━━━━━ Data to examine

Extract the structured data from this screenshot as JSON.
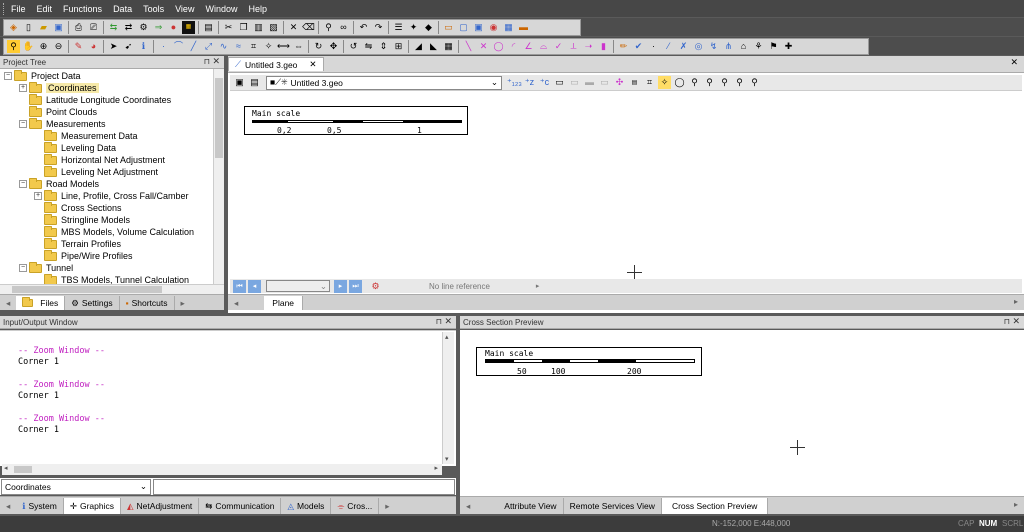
{
  "menu": [
    "File",
    "Edit",
    "Functions",
    "Data",
    "Tools",
    "View",
    "Window",
    "Help"
  ],
  "project_tree": {
    "title": "Project Tree",
    "items": [
      {
        "label": "Project Data",
        "level": 0,
        "expander": "−"
      },
      {
        "label": "Coordinates",
        "level": 1,
        "expander": "+",
        "selected": true
      },
      {
        "label": "Latitude Longitude Coordinates",
        "level": 1
      },
      {
        "label": "Point Clouds",
        "level": 1
      },
      {
        "label": "Measurements",
        "level": 1,
        "expander": "−"
      },
      {
        "label": "Measurement Data",
        "level": 2
      },
      {
        "label": "Leveling Data",
        "level": 2
      },
      {
        "label": "Horizontal Net Adjustment",
        "level": 2
      },
      {
        "label": "Leveling Net Adjustment",
        "level": 2
      },
      {
        "label": "Road Models",
        "level": 1,
        "expander": "−"
      },
      {
        "label": "Line, Profile, Cross Fall/Camber",
        "level": 2,
        "expander": "+"
      },
      {
        "label": "Cross Sections",
        "level": 2
      },
      {
        "label": "Stringline Models",
        "level": 2
      },
      {
        "label": "MBS Models, Volume Calculation",
        "level": 2
      },
      {
        "label": "Terrain Profiles",
        "level": 2
      },
      {
        "label": "Pipe/Wire Profiles",
        "level": 2
      },
      {
        "label": "Tunnel",
        "level": 1,
        "expander": "−"
      },
      {
        "label": "TBS Models, Tunnel Calculation",
        "level": 2
      }
    ],
    "tabs": [
      "Files",
      "Settings",
      "Shortcuts"
    ]
  },
  "document": {
    "tab_label": "Untitled 3.geo",
    "file_select": "Untitled 3.geo",
    "scale_title": "Main scale",
    "scale_ticks": [
      "0,2",
      "0,5",
      "1"
    ],
    "line_reference": "No line reference",
    "bottom_tab": "Plane"
  },
  "io_window": {
    "title": "Input/Output Window",
    "lines": [
      {
        "text": "-- Zoom Window --",
        "kind": "cmd"
      },
      {
        "text": "Corner 1",
        "kind": "out"
      },
      {
        "text": "",
        "kind": "out"
      },
      {
        "text": "-- Zoom Window --",
        "kind": "cmd"
      },
      {
        "text": "Corner 1",
        "kind": "out"
      },
      {
        "text": "",
        "kind": "out"
      },
      {
        "text": "-- Zoom Window --",
        "kind": "cmd"
      },
      {
        "text": "Corner 1",
        "kind": "out"
      }
    ],
    "input_select": "Coordinates",
    "tabs": [
      "System",
      "Graphics",
      "NetAdjustment",
      "Communication",
      "Models",
      "Cros..."
    ]
  },
  "cross_section": {
    "title": "Cross Section Preview",
    "scale_title": "Main scale",
    "scale_ticks": [
      "50",
      "100",
      "200"
    ],
    "tabs": [
      "Attribute View",
      "Remote Services View",
      "Cross Section Preview"
    ]
  },
  "status": {
    "coords": "N:-152,000  E:448,000",
    "indicators": [
      "CAP",
      "NUM",
      "SCRL"
    ]
  }
}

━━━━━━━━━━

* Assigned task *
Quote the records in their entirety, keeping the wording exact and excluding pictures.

* Response to this task *
Extract the structured data from this screenshot as JSON.
{
  "menu": [
    "File",
    "Edit",
    "Functions",
    "Data",
    "Tools",
    "View",
    "Window",
    "Help"
  ],
  "project_tree": {
    "title": "Project Tree",
    "items": [
      {
        "label": "Project Data",
        "level": 0,
        "expander": "−"
      },
      {
        "label": "Coordinates",
        "level": 1,
        "expander": "+",
        "selected": true
      },
      {
        "label": "Latitude Longitude Coordinates",
        "level": 1
      },
      {
        "label": "Point Clouds",
        "level": 1
      },
      {
        "label": "Measurements",
        "level": 1,
        "expander": "−"
      },
      {
        "label": "Measurement Data",
        "level": 2
      },
      {
        "label": "Leveling Data",
        "level": 2
      },
      {
        "label": "Horizontal Net Adjustment",
        "level": 2
      },
      {
        "label": "Leveling Net Adjustment",
        "level": 2
      },
      {
        "label": "Road Models",
        "level": 1,
        "expander": "−"
      },
      {
        "label": "Line, Profile, Cross Fall/Camber",
        "level": 2,
        "expander": "+"
      },
      {
        "label": "Cross Sections",
        "level": 2
      },
      {
        "label": "Stringline Models",
        "level": 2
      },
      {
        "label": "MBS Models, Volume Calculation",
        "level": 2
      },
      {
        "label": "Terrain Profiles",
        "level": 2
      },
      {
        "label": "Pipe/Wire Profiles",
        "level": 2
      },
      {
        "label": "Tunnel",
        "level": 1,
        "expander": "−"
      },
      {
        "label": "TBS Models, Tunnel Calculation",
        "level": 2
      }
    ],
    "tabs": [
      "Files",
      "Settings",
      "Shortcuts"
    ]
  },
  "document": {
    "tab_label": "Untitled 3.geo",
    "file_select": "Untitled 3.geo",
    "scale_title": "Main scale",
    "scale_ticks": [
      "0,2",
      "0,5",
      "1"
    ],
    "line_reference": "No line reference",
    "bottom_tab": "Plane"
  },
  "io_window": {
    "title": "Input/Output Window",
    "lines": [
      {
        "text": "-- Zoom Window --",
        "kind": "cmd"
      },
      {
        "text": "Corner 1",
        "kind": "out"
      },
      {
        "text": "",
        "kind": "out"
      },
      {
        "text": "-- Zoom Window --",
        "kind": "cmd"
      },
      {
        "text": "Corner 1",
        "kind": "out"
      },
      {
        "text": "",
        "kind": "out"
      },
      {
        "text": "-- Zoom Window --",
        "kind": "cmd"
      },
      {
        "text": "Corner 1",
        "kind": "out"
      }
    ],
    "input_select": "Coordinates",
    "tabs": [
      "System",
      "Graphics",
      "NetAdjustment",
      "Communication",
      "Models",
      "Cros..."
    ]
  },
  "cross_section": {
    "title": "Cross Section Preview",
    "scale_title": "Main scale",
    "scale_ticks": [
      "50",
      "100",
      "200"
    ],
    "tabs": [
      "Attribute View",
      "Remote Services View",
      "Cross Section Preview"
    ]
  },
  "status": {
    "coords": "N:-152,000  E:448,000",
    "indicators": [
      "CAP",
      "NUM",
      "SCRL"
    ]
  }
}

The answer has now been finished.